election canvasser and not as a city prosecutor. The COMELEC's mandate includes its
authority to exercise direct and immediate supervision and control over national and local
officials or employees, including members of any national or local law enforcement agency
and instrumentality of the government, required by law to perform duties relative to the
conduct of elections. In order to help ensure that such duly deputized officials and
employees of government carry out their respective assigned tasks, the law has also
provided than upon the COMELEC's recommendation, the corresponding proper authority

(the Secretary of the Department of Justice in the case at bar) shall take appropriate action,
either to suspend or remove from office the officer or employee who may, after due process,
be found guilty of violation of election laws or failure to comply with instructions, orders,
decision or rulings of the COMELEC.
Unavoidably, the COMELEC, prior to making its recommendation, must first satisfy itself that
there indeed has been an infraction of the law, or of its directives issued conformably
therewith, by the person administratively charged.
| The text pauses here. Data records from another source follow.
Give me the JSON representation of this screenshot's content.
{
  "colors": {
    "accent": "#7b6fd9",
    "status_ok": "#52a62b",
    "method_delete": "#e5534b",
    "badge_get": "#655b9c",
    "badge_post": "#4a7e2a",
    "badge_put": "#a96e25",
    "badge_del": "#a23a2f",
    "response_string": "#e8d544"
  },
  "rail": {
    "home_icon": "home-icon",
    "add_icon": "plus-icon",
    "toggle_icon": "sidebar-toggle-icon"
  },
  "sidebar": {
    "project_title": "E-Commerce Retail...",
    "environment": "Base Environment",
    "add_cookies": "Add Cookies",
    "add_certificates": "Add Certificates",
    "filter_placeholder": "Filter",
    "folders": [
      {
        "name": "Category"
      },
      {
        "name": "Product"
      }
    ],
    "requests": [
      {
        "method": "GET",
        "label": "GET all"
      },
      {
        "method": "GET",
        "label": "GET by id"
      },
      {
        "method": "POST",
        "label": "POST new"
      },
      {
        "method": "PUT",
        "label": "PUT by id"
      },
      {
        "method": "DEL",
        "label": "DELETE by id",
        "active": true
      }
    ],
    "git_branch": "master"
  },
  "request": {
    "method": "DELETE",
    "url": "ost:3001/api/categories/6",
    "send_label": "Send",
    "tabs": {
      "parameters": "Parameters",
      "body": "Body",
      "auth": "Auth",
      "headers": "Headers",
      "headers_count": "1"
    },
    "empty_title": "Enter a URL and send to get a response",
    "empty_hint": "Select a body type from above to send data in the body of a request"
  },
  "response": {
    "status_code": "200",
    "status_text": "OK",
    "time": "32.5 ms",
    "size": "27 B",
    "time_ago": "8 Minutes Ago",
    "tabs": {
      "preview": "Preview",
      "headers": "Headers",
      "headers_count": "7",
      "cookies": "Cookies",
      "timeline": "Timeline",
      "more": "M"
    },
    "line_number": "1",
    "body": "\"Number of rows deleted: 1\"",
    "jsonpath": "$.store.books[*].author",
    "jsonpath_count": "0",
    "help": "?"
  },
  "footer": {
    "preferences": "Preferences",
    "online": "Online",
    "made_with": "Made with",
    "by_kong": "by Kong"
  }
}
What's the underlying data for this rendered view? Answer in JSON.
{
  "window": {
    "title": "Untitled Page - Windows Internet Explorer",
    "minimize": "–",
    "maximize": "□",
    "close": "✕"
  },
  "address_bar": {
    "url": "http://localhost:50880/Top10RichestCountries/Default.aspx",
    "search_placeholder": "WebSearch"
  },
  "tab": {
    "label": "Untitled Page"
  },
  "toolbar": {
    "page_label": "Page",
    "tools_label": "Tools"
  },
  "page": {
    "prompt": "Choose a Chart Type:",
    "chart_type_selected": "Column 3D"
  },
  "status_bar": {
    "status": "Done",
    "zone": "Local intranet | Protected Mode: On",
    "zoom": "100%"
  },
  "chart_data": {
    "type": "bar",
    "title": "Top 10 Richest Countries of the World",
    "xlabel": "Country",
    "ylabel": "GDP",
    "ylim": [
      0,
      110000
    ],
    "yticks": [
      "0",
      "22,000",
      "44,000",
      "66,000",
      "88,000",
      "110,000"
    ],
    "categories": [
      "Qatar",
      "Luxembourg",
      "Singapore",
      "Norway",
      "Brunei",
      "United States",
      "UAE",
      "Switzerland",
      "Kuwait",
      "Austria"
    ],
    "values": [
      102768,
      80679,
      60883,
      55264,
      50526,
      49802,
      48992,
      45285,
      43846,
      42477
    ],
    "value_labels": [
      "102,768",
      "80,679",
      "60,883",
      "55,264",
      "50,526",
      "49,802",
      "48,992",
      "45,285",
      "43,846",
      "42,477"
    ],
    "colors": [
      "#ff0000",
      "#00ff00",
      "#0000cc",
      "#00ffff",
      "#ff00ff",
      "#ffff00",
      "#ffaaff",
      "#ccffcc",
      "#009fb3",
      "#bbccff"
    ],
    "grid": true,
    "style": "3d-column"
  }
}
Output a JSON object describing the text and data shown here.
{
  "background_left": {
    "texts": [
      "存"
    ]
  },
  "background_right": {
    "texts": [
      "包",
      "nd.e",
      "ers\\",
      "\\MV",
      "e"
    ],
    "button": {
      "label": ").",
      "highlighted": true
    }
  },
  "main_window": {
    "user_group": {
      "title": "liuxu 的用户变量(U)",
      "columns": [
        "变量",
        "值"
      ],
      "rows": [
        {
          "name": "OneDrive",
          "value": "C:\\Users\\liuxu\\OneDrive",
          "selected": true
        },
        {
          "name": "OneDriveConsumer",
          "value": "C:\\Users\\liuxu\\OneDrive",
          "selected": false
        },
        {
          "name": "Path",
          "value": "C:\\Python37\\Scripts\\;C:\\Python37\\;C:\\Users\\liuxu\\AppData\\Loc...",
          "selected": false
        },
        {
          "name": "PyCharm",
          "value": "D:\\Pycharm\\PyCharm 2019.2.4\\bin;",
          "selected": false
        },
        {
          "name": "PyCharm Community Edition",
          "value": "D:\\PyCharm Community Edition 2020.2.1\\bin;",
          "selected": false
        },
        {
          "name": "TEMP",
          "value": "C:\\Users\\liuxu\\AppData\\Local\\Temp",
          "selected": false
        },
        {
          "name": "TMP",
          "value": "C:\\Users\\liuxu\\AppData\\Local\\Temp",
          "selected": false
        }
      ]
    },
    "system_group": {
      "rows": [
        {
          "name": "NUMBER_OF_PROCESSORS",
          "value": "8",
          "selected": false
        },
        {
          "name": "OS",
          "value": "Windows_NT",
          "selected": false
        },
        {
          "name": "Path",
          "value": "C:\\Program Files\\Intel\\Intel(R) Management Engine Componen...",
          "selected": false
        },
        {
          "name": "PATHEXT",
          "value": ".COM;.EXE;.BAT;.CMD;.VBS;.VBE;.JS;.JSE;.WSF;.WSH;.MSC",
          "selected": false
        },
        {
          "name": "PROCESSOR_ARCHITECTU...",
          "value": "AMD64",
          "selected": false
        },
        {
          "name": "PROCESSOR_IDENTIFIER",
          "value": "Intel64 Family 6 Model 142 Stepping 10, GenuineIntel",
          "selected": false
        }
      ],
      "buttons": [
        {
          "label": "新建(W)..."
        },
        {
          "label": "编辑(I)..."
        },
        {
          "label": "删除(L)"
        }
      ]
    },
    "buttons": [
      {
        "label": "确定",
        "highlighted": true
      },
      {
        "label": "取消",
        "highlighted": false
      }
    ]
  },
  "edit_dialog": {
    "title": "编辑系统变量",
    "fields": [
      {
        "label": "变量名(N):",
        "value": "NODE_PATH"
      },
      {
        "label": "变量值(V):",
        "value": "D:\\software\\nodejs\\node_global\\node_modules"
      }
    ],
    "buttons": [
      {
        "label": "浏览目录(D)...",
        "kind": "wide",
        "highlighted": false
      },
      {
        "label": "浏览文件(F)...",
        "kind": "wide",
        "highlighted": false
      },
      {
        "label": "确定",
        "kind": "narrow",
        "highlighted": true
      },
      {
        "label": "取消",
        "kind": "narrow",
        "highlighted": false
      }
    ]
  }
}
It also stands to reason that it is the
COMELEC, being in the best position to assess how its deputized officials and employees
perform or have performed in their duties, that should conduct the administrative inquiry. To
say that the COMELEC is without jurisdiction to look into charges of election offenses
committed by officials and employees of government outside the regular employ of the
COMELEC would be to unduly deny to it the proper and sound exercise of such
recommendatory power and, perhaps more than that, even a possible denial of due process
to the official or employee concerned.
Observe, nevertheless, that the COMELEC merely may issue a recommendation for
disciplinary action but that it is the executive department to which the charged official or
employee belongs which has the ultimate authority to impose the disciplinary penalty. The
law then does not detract from, but is congruent with, the general administrative authority
of the department of government concerned over its own personnel.
WHEREFORE, the instant petition is DISMISSED. No costs. SO ORDERED.